START Exercise materials
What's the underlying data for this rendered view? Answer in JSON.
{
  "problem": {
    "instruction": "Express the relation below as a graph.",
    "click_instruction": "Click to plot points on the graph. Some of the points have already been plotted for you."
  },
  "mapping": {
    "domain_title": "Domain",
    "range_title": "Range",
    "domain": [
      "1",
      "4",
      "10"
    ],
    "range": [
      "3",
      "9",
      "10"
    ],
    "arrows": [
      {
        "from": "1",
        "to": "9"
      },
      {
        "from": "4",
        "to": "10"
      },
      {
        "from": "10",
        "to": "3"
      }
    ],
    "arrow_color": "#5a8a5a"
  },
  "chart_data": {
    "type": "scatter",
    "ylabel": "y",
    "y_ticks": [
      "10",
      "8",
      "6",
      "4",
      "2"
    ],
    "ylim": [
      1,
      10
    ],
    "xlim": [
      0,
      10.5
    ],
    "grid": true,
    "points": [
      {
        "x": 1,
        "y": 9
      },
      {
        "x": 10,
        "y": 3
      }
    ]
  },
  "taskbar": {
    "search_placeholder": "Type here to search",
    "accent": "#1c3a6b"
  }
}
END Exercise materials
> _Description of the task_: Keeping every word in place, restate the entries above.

> _Solved exercise_:
What's the underlying data for this rendered view? Answer in JSON.
{
  "problem": {
    "instruction": "Express the relation below as a graph.",
    "click_instruction": "Click to plot points on the graph. Some of the points have already been plotted for you."
  },
  "mapping": {
    "domain_title": "Domain",
    "range_title": "Range",
    "domain": [
      "1",
      "4",
      "10"
    ],
    "range": [
      "3",
      "9",
      "10"
    ],
    "arrows": [
      {
        "from": "1",
        "to": "9"
      },
      {
        "from": "4",
        "to": "10"
      },
      {
        "from": "10",
        "to": "3"
      }
    ],
    "arrow_color": "#5a8a5a"
  },
  "chart_data": {
    "type": "scatter",
    "ylabel": "y",
    "y_ticks": [
      "10",
      "8",
      "6",
      "4",
      "2"
    ],
    "ylim": [
      1,
      10
    ],
    "xlim": [
      0,
      10.5
    ],
    "grid": true,
    "points": [
      {
        "x": 1,
        "y": 9
      },
      {
        "x": 10,
        "y": 3
      }
    ]
  },
  "taskbar": {
    "search_placeholder": "Type here to search",
    "accent": "#1c3a6b"
  }
}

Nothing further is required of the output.